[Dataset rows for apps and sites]

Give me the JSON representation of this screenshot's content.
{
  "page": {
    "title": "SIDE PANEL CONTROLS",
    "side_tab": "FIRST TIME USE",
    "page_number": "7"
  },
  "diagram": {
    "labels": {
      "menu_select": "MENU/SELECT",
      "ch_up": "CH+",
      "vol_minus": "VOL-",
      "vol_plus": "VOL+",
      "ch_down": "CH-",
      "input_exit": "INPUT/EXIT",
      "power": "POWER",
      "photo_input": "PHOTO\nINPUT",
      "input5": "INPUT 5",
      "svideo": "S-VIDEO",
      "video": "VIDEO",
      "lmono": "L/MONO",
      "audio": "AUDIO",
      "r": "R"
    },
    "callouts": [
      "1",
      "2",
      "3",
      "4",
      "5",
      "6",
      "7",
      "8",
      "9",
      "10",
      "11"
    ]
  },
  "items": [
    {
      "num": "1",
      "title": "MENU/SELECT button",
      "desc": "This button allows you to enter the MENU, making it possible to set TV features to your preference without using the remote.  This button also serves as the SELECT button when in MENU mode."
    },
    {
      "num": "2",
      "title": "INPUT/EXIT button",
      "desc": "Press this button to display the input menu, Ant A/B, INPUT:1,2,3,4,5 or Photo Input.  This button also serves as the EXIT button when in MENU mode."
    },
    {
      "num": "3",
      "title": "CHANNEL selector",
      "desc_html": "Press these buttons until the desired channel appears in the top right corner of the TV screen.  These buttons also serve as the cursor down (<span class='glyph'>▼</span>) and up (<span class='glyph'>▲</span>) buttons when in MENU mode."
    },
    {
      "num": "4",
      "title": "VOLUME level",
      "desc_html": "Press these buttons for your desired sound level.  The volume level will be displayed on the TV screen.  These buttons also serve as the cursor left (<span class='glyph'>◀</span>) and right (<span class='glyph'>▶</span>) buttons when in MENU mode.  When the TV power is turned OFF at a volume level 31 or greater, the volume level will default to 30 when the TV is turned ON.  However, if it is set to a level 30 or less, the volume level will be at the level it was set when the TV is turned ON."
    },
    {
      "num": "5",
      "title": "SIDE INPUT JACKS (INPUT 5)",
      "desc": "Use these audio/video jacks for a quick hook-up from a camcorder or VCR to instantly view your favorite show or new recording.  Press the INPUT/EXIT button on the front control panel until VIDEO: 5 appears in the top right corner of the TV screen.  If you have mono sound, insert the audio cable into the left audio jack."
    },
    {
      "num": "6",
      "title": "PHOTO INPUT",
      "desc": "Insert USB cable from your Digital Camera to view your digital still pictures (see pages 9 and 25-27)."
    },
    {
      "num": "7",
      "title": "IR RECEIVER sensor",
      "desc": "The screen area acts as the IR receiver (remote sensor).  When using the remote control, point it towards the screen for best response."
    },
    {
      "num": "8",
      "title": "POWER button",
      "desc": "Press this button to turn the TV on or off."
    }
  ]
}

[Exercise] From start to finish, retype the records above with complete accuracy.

[Solution]
Give me the JSON representation of this screenshot's content.
{
  "page": {
    "title": "SIDE PANEL CONTROLS",
    "side_tab": "FIRST TIME USE",
    "page_number": "7"
  },
  "diagram": {
    "labels": {
      "menu_select": "MENU/SELECT",
      "ch_up": "CH+",
      "vol_minus": "VOL-",
      "vol_plus": "VOL+",
      "ch_down": "CH-",
      "input_exit": "INPUT/EXIT",
      "power": "POWER",
      "photo_input": "PHOTO\nINPUT",
      "input5": "INPUT 5",
      "svideo": "S-VIDEO",
      "video": "VIDEO",
      "lmono": "L/MONO",
      "audio": "AUDIO",
      "r": "R"
    },
    "callouts": [
      "1",
      "2",
      "3",
      "4",
      "5",
      "6",
      "7",
      "8",
      "9",
      "10",
      "11"
    ]
  },
  "items": [
    {
      "num": "1",
      "title": "MENU/SELECT button",
      "desc": "This button allows you to enter the MENU, making it possible to set TV features to your preference without using the remote.  This button also serves as the SELECT button when in MENU mode."
    },
    {
      "num": "2",
      "title": "INPUT/EXIT button",
      "desc": "Press this button to display the input menu, Ant A/B, INPUT:1,2,3,4,5 or Photo Input.  This button also serves as the EXIT button when in MENU mode."
    },
    {
      "num": "3",
      "title": "CHANNEL selector",
      "desc_html": "Press these buttons until the desired channel appears in the top right corner of the TV screen.  These buttons also serve as the cursor down (<span class='glyph'>▼</span>) and up (<span class='glyph'>▲</span>) buttons when in MENU mode."
    },
    {
      "num": "4",
      "title": "VOLUME level",
      "desc_html": "Press these buttons for your desired sound level.  The volume level will be displayed on the TV screen.  These buttons also serve as the cursor left (<span class='glyph'>◀</span>) and right (<span class='glyph'>▶</span>) buttons when in MENU mode.  When the TV power is turned OFF at a volume level 31 or greater, the volume level will default to 30 when the TV is turned ON.  However, if it is set to a level 30 or less, the volume level will be at the level it was set when the TV is turned ON."
    },
    {
      "num": "5",
      "title": "SIDE INPUT JACKS (INPUT 5)",
      "desc": "Use these audio/video jacks for a quick hook-up from a camcorder or VCR to instantly view your favorite show or new recording.  Press the INPUT/EXIT button on the front control panel until VIDEO: 5 appears in the top right corner of the TV screen.  If you have mono sound, insert the audio cable into the left audio jack."
    },
    {
      "num": "6",
      "title": "PHOTO INPUT",
      "desc": "Insert USB cable from your Digital Camera to view your digital still pictures (see pages 9 and 25-27)."
    },
    {
      "num": "7",
      "title": "IR RECEIVER sensor",
      "desc": "The screen area acts as the IR receiver (remote sensor).  When using the remote control, point it towards the screen for best response."
    },
    {
      "num": "8",
      "title": "POWER button",
      "desc": "Press this button to turn the TV on or off."
    }
  ]
}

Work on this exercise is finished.